┌──

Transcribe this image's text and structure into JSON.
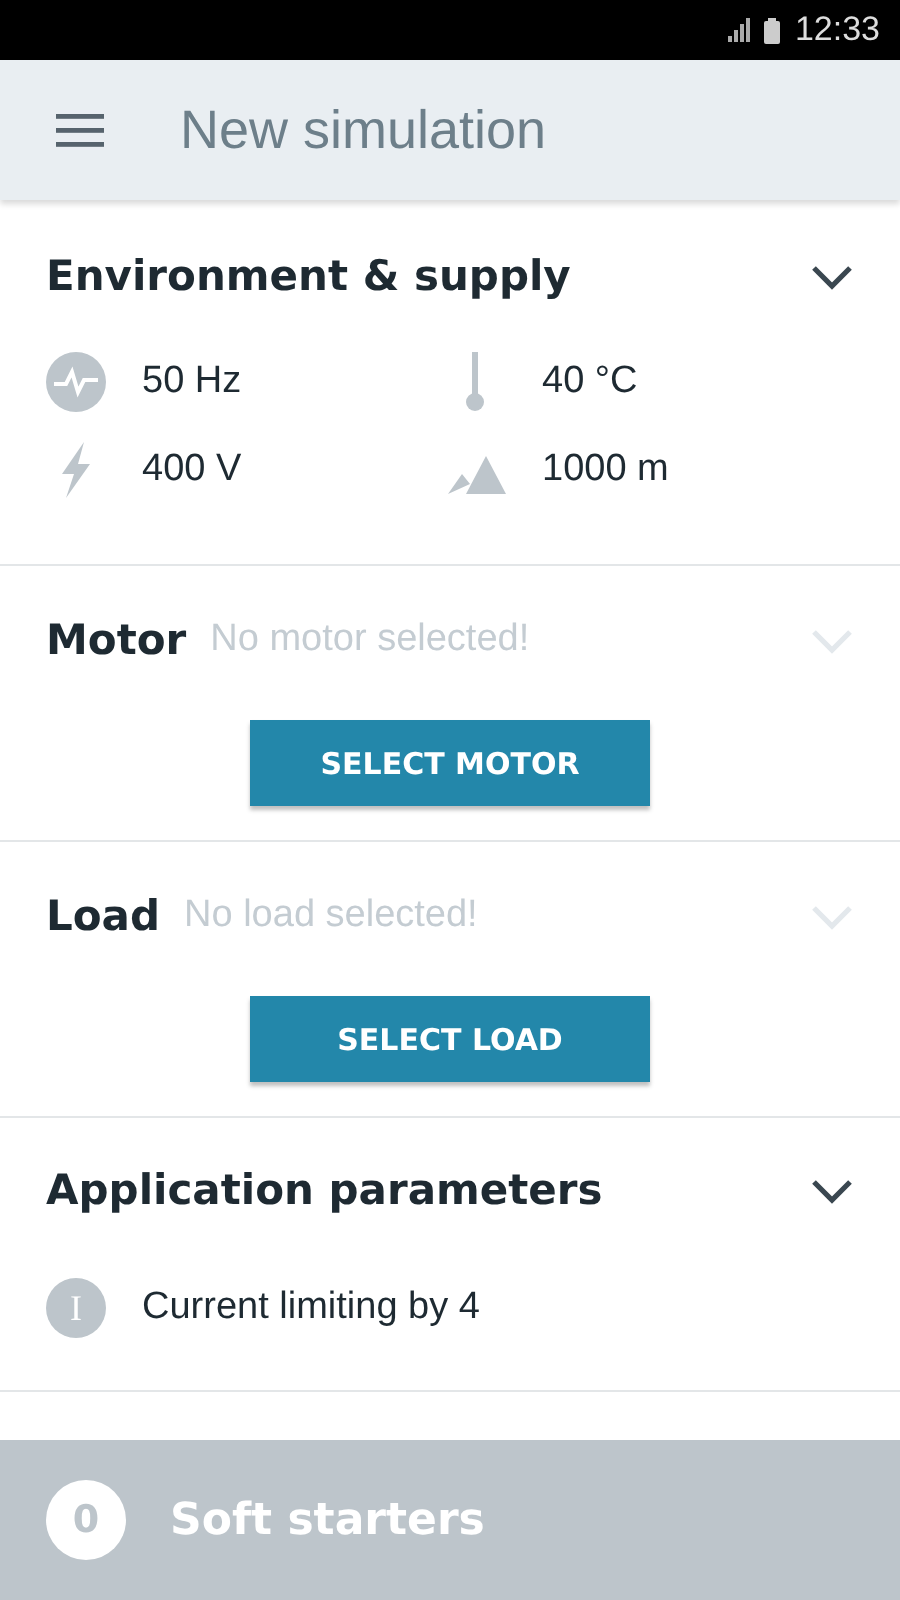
{
  "status_bar": {
    "time": "12:33"
  },
  "app_bar": {
    "title": "New simulation"
  },
  "sections": [
    {
      "kind": "params",
      "title": "Environment & supply",
      "enabled": true,
      "params": [
        {
          "value": "50 Hz"
        },
        {
          "value": "40 °C"
        },
        {
          "value": "400 V"
        },
        {
          "value": "1000 m"
        }
      ]
    },
    {
      "kind": "select",
      "title": "Motor",
      "status": "No motor selected!",
      "enabled": false,
      "button": "SELECT MOTOR"
    },
    {
      "kind": "select",
      "title": "Load",
      "status": "No load selected!",
      "enabled": false,
      "button": "SELECT LOAD"
    },
    {
      "kind": "list",
      "title": "Application parameters",
      "enabled": true,
      "items": [
        {
          "badge": "I",
          "text": "Current limiting by 4"
        }
      ]
    }
  ],
  "bottom_bar": {
    "count": "0",
    "label": "Soft starters"
  }
}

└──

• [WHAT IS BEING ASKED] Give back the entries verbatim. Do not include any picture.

• [EXERCISE OUTPUT]
Transcribe this image's text and structure into JSON.
{
  "status_bar": {
    "time": "12:33"
  },
  "app_bar": {
    "title": "New simulation"
  },
  "sections": [
    {
      "kind": "params",
      "title": "Environment & supply",
      "enabled": true,
      "params": [
        {
          "value": "50 Hz"
        },
        {
          "value": "40 °C"
        },
        {
          "value": "400 V"
        },
        {
          "value": "1000 m"
        }
      ]
    },
    {
      "kind": "select",
      "title": "Motor",
      "status": "No motor selected!",
      "enabled": false,
      "button": "SELECT MOTOR"
    },
    {
      "kind": "select",
      "title": "Load",
      "status": "No load selected!",
      "enabled": false,
      "button": "SELECT LOAD"
    },
    {
      "kind": "list",
      "title": "Application parameters",
      "enabled": true,
      "items": [
        {
          "badge": "I",
          "text": "Current limiting by 4"
        }
      ]
    }
  ],
  "bottom_bar": {
    "count": "0",
    "label": "Soft starters"
  }
}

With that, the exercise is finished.